Celebrating the naturally aspirated engine
Looking back on the greatest non-turbo engines ever made
In today’s age of automobiles, forced induction such as turbocharging has become the mainstay of the industry, providing more performance with greater efficiency.
Turbos have given car manufacturers the ability to ‘downsize’ their engines but improve upon performance and economy of the past.
In doing so, turbochargers have removed a lot of the character we have learnt to love – the high revving, responsive, natural feeling and that charismatic sound.
Here are our picks of the greatest naturally aspirated engines in automotive history as their time comes to an end.
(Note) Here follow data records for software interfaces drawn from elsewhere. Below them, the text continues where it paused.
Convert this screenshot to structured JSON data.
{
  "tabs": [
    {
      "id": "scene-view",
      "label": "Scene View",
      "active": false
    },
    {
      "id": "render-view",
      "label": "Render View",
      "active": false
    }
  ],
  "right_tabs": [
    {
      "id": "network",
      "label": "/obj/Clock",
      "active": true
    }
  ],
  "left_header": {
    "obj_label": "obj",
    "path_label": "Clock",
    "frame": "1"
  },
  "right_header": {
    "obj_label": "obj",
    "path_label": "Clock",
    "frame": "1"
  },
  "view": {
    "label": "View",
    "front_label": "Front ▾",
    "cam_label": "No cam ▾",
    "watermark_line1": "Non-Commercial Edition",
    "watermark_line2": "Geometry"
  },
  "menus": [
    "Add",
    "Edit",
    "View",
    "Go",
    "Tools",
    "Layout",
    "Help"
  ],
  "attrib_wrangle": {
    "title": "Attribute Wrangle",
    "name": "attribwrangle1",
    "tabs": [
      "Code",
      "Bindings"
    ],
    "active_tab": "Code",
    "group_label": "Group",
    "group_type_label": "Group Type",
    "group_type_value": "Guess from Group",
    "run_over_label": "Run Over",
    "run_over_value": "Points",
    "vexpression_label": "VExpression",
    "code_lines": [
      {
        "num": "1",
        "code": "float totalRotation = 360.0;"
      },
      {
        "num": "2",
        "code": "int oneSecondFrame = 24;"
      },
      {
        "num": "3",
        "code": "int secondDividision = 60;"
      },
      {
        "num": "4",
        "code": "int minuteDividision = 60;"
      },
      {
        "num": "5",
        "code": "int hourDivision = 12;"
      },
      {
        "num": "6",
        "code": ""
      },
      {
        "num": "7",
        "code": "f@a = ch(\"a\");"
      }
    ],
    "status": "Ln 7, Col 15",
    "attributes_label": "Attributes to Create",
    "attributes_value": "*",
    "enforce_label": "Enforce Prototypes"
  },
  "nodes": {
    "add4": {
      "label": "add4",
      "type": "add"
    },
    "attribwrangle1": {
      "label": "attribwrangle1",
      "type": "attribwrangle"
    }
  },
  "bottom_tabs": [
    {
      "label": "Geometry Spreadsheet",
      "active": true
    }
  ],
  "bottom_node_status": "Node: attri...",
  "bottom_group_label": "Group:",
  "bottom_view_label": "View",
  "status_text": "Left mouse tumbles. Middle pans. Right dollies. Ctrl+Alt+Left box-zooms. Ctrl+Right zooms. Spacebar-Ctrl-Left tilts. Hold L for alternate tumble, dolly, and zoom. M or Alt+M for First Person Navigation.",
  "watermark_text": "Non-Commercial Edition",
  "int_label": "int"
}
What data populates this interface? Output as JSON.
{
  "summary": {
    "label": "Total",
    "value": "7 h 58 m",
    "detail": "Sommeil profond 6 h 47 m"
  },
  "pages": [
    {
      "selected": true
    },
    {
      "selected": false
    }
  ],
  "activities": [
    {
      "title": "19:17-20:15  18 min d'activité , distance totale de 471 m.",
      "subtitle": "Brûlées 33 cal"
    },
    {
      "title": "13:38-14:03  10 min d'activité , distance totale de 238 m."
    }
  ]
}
Porsche flat-six engine
Porsche changed the rulebook when it decided to reinvent the six-cylinder engine, choosing to configure the cylinders in a flat layout rather than the more popular inline-six or V6 configurations. The result was one of the most unique sounding engines to date. Raspy at the bottom end but creating an unmistakable ‘howl’ at the top end, the flat-six has cemented itself in history as one of the all-time great engines. Found in every generation of the famous 911, the flat-six now features twin turbochargers (due to tightening emissions regulations), meaning the naturally aspirated versions are now reserved for GTS and RS variants only. Eventually, the ‘natural’ flat-six will be killed off entirely, but we have our fingers crossed that Porsche changes its mind.
Ferrari flat-plane crank V8
If you close your eyes and listen to a group of cars go by, chances are that you will easily be able to pick a Ferrari out of the lot. The flat-plane crank V8 from the famous prancing horse brand is one of the most recognisable engine notes of all time. Found in a majority of Ferraris, this V8 represents the exotic nature of the brand as other manufacturers rarely use this crankshaft configuration. From the F355 right through to the 458, Ferrari has stayed true to its roots by keeping that recognisable engine in most of its cars.
Honda VTEC four-cylinder
Honda is well-known for the development of the VTEC system, where the camshaft has two sets of lobes, one which operates at low rpm and another which operates at high rpm. When a certain engine speed is reached, oil travels into the camshaft and locks the higher lobe in place, lengthening the duration that the intake and exhaust valves are open, increasing performance. Notable examples of this engine include the 2.0-litre four-cylinder engine from the S2000 and the VTEC V6 found in the original NSX supercar. This technology has spawned multiple ‘knock off’ versions created by other manufacturers, such as Toyota’s VVTi, BMW’s VANOS and Mitsubishi’s MIVEC.
Another recognisable engine, the V10 is an exotic configuration rarely found in cars today. With its uneven firing order, this engine makes a unique exhaust sound at high engine speeds. Whilst notably found in Lamborghinis, Lexus used this format for its LFA sports car and Porsche for its Carrera GT supercar. Today, the only production cars to feature this engine are the Dodge Viper and the Lamborghini Huracan/Audi R8 (a shared platform).
Having been in production for almost 40 years, the Jaguar inline six is one of the most well-known six-cylinder engines in history. Having powered such cars as the E-Type and the Mark 2, the engine was distinctive for its double-overhead camshafts and perfect primary balance. BMW is also well-regarded for its straight-six engines which it still manufactures, although nowadays these engines are turbocharged.
Ford V8 engine
As a symbol of American muscle cars, the V8 engine is widely loved and respected all over the world. Ford has been making this engine configuration for decades and still does. It’s cross-plane crank gives the V8 a distinguishable off-beat tone – the signature V8 sound that people know and love. Some of its most notable engines include the 351 Cleveland, the 5.0-litre Coyote and the original flathead V8.